▶ **Work instructions**:
When you return the data, keep every word exact and include none of the images.

*** Block opens ***

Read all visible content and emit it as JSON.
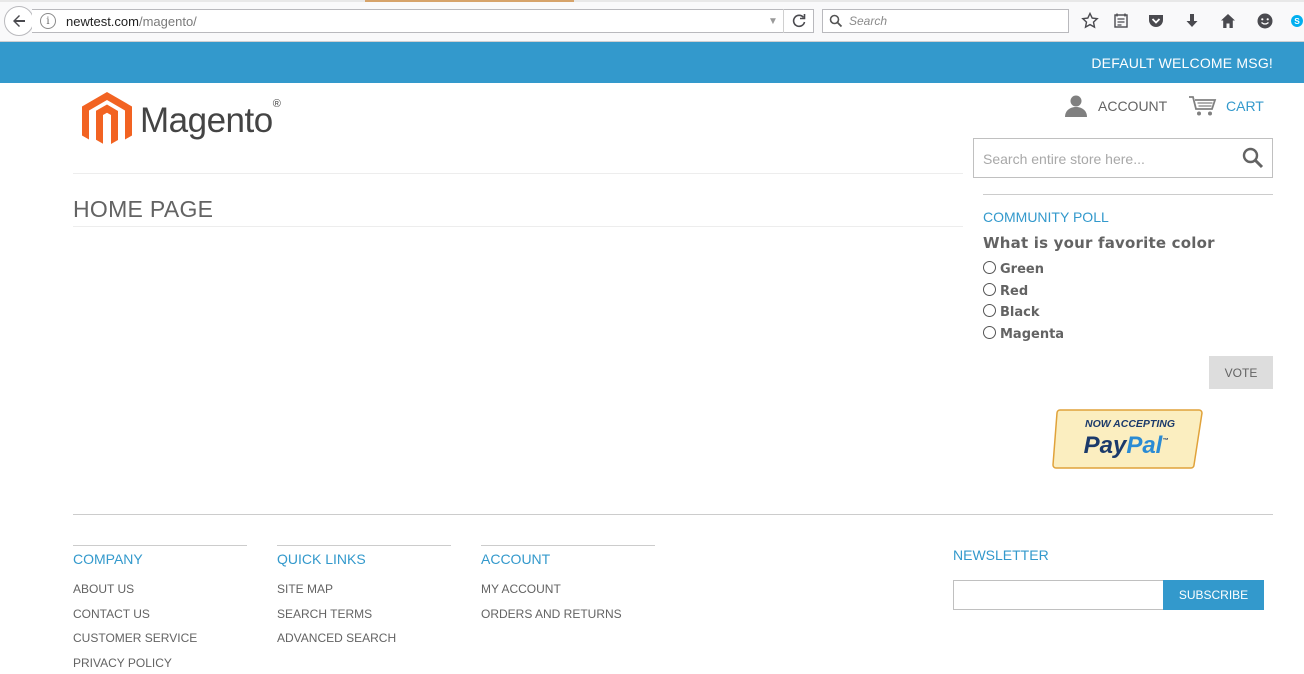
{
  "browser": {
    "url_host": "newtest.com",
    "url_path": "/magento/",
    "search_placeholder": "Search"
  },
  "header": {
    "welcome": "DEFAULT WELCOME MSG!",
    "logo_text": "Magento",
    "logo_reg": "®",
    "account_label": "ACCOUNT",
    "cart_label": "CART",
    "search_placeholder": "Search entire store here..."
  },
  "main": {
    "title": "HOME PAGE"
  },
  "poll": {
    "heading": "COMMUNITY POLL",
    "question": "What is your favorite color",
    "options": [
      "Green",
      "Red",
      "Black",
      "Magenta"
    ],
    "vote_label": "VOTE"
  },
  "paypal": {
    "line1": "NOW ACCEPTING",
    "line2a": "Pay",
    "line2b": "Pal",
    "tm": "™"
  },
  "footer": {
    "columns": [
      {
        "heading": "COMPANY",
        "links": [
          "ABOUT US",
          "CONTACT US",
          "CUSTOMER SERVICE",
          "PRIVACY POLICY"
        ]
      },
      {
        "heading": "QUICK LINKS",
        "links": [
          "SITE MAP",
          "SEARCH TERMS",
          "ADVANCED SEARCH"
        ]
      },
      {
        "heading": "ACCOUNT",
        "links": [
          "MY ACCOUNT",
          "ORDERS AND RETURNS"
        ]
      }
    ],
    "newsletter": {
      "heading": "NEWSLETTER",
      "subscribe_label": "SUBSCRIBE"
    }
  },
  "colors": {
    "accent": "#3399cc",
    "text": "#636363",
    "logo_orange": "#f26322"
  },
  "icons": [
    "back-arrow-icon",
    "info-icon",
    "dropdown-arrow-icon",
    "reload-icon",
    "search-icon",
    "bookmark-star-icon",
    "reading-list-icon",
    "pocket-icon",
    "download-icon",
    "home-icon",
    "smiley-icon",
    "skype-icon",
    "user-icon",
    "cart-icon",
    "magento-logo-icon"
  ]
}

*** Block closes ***

▶ **Task response**:
Read all visible content and emit it as JSON.
{
  "browser": {
    "url_host": "newtest.com",
    "url_path": "/magento/",
    "search_placeholder": "Search"
  },
  "header": {
    "welcome": "DEFAULT WELCOME MSG!",
    "logo_text": "Magento",
    "logo_reg": "®",
    "account_label": "ACCOUNT",
    "cart_label": "CART",
    "search_placeholder": "Search entire store here..."
  },
  "main": {
    "title": "HOME PAGE"
  },
  "poll": {
    "heading": "COMMUNITY POLL",
    "question": "What is your favorite color",
    "options": [
      "Green",
      "Red",
      "Black",
      "Magenta"
    ],
    "vote_label": "VOTE"
  },
  "paypal": {
    "line1": "NOW ACCEPTING",
    "line2a": "Pay",
    "line2b": "Pal",
    "tm": "™"
  },
  "footer": {
    "columns": [
      {
        "heading": "COMPANY",
        "links": [
          "ABOUT US",
          "CONTACT US",
          "CUSTOMER SERVICE",
          "PRIVACY POLICY"
        ]
      },
      {
        "heading": "QUICK LINKS",
        "links": [
          "SITE MAP",
          "SEARCH TERMS",
          "ADVANCED SEARCH"
        ]
      },
      {
        "heading": "ACCOUNT",
        "links": [
          "MY ACCOUNT",
          "ORDERS AND RETURNS"
        ]
      }
    ],
    "newsletter": {
      "heading": "NEWSLETTER",
      "subscribe_label": "SUBSCRIBE"
    }
  },
  "colors": {
    "accent": "#3399cc",
    "text": "#636363",
    "logo_orange": "#f26322"
  },
  "icons": [
    "back-arrow-icon",
    "info-icon",
    "dropdown-arrow-icon",
    "reload-icon",
    "search-icon",
    "bookmark-star-icon",
    "reading-list-icon",
    "pocket-icon",
    "download-icon",
    "home-icon",
    "smiley-icon",
    "skype-icon",
    "user-icon",
    "cart-icon",
    "magento-logo-icon"
  ]
}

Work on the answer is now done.